A pitcher throws a ball and it takes a certain amount of time to reach the catcher. The next pitch arrives in less time. Is it not faster? Has anyone mentioned units?

18. May 11, 2017

### Ibix

Depends on the frame of reference.

I think @Dale's point is that c isn't just any old speed. It's the only natural speed standard, so is involved in the definition of the units. So asking "why isn't c 6×108m/s" is, in fact, asking why the metre isn't 50cm long. The only questions that we can't turn around like that are about dimensionless quantities such as α. And the only answer we can give to such questions is to take two grand unified theories and call us in the morning.

19. May 11, 2017

### Staff: Mentor

"certain amount of time"

Last edited: May 11, 2017
20. May 11, 2017

### pixel

Yes, and using any units for that time.

21. May 11, 2017

### Staff: Mentor

Using any units is not the same as not using units.

There are two ways to assign meaning to a phrase like "certain amount of time". One is to pick a system of units and express it as a dimensionful quantity "the amount of time is 34 s". The other is to pick some other physical reference and express it as a dimensionless ratio "the amount of time is 34 times the amount of time required for this watch to tick".

Questions of the first type (dimensionful->speed of light) wind up being about the unit definitions, not the physics. Questions of the second type (dimensionless->fine structure constant) are independent of units so they can probe the physics.

22. May 11, 2017

### Staff: Mentor

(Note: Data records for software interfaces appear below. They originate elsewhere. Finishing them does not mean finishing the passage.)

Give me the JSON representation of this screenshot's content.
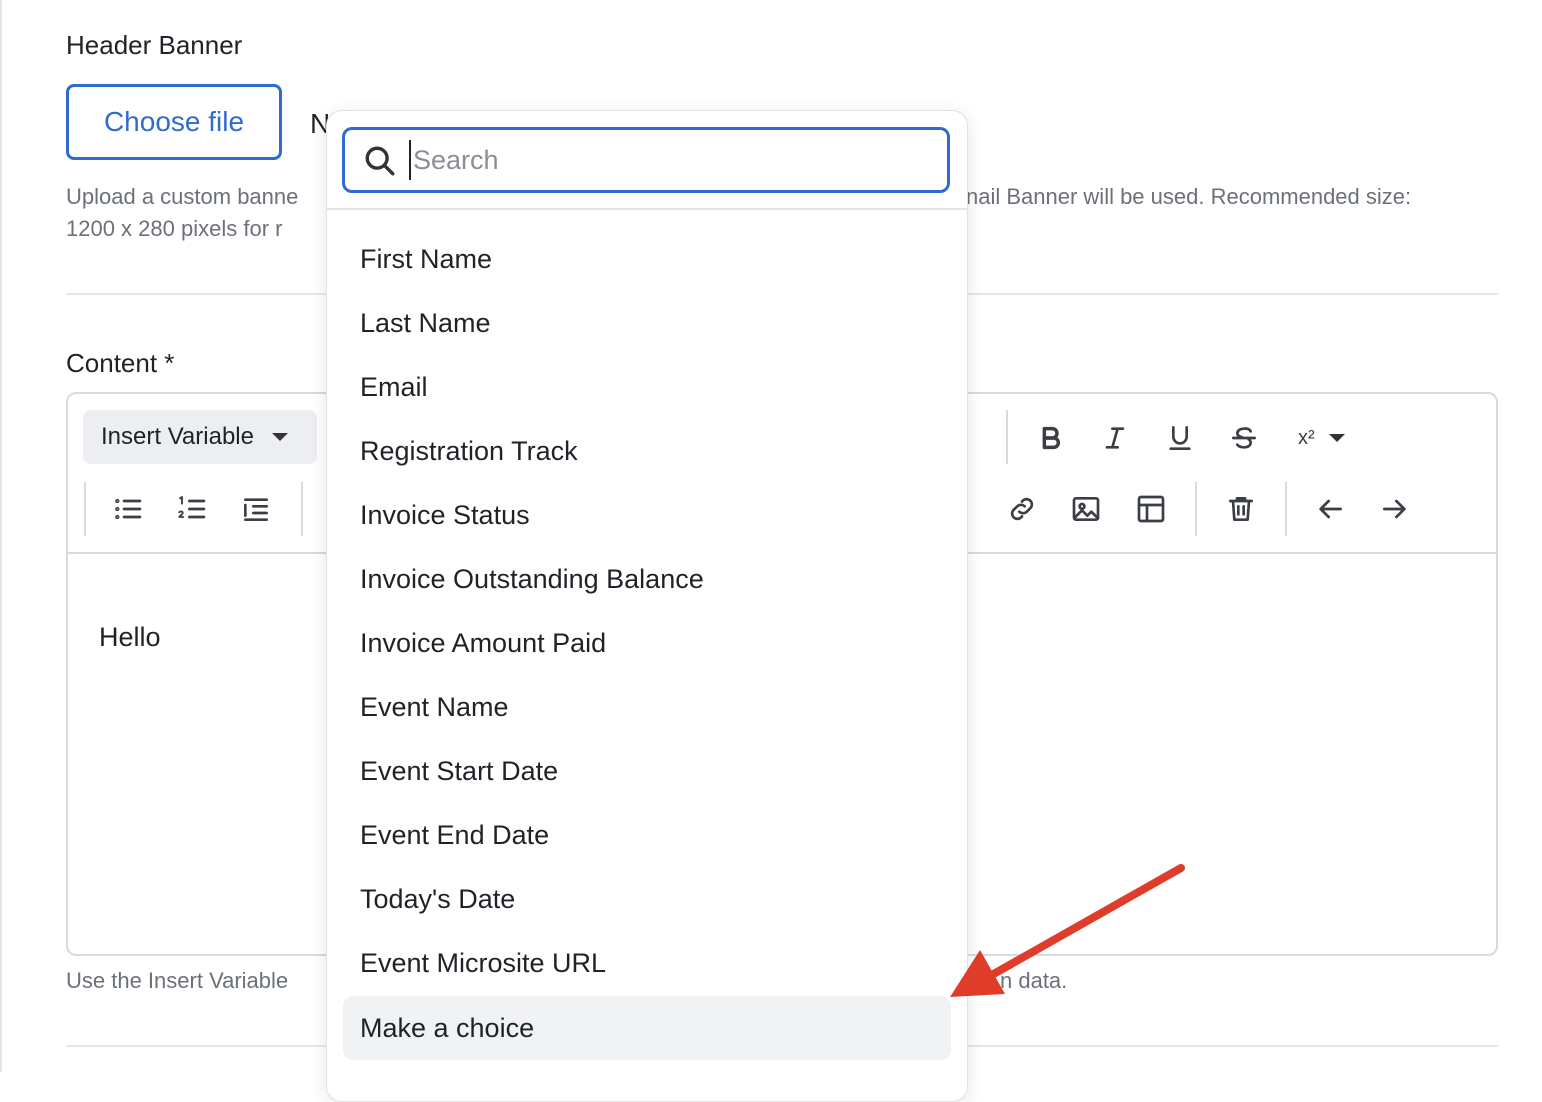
{
  "header_banner": {
    "label": "Header Banner",
    "choose_file_label": "Choose file",
    "no_file_text": "N",
    "help_line1_left": "Upload a custom banne",
    "help_line1_right": "nail Banner will be used. Recommended size:",
    "help_line2_left": "1200 x 280 pixels for r"
  },
  "content": {
    "label": "Content *",
    "insert_variable_label": "Insert Variable",
    "body_text": "Hello",
    "help_left": "Use the Insert Variable",
    "help_right": "n data.",
    "toolbar": {
      "superscript_label": "x²",
      "icons": [
        "bullet-list-icon",
        "numbered-list-icon",
        "indent-icon",
        "bold-icon",
        "italic-icon",
        "underline-icon",
        "strikethrough-icon",
        "superscript-icon",
        "link-icon",
        "image-icon",
        "table-icon",
        "trash-icon",
        "undo-icon",
        "redo-icon"
      ]
    }
  },
  "variable_dropdown": {
    "search_placeholder": "Search",
    "options": [
      "First Name",
      "Last Name",
      "Email",
      "Registration Track",
      "Invoice Status",
      "Invoice Outstanding Balance",
      "Invoice Amount Paid",
      "Event Name",
      "Event Start Date",
      "Event End Date",
      "Today's Date",
      "Event Microsite URL",
      "Make a choice"
    ],
    "highlighted_option": "Make a choice"
  },
  "colors": {
    "accent": "#2f6bd1",
    "annotation_arrow": "#e03c2a",
    "highlight_bg": "#f1f2f4"
  }
}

The ratio between those two speeds is dimensionless because the units cancel. As with the question about the ratio of the speed of light to the speed of an unladen swallow posed above, if you grind through the physics (this will involve some serious biomechanics and biochemistry because a pitcher's arm is a very complex system, unsuited for thought experiments) you will eventually find that that ratio is what it is because of the value of one or more of the fundamental unitless constants of nature.

Last edited: May 11, 2017
23. May 11, 2017

### Mister T

Because of the (arbitrary) choice that was made for the sizes of those units.

Exactly.

24. May 12, 2017

### nitsuj

Why must a mass-less particle travel at c....what about the relationship of momentum, mass and energy means a photon must "go" c?

Does anything about that relationship imply that light cannot go less than c, or faster?

25. May 12, 2017

### Ibix

Mass is the modulus of the energy-momentum four vector, which is tangent to the particle's worldline. If the mass is non-zero then the particle's worldline is timelike. If it is zero then the particle's worldline is null.

So "it has zero mass" is, in relativity, just another way of saying "it travels at the speed of light".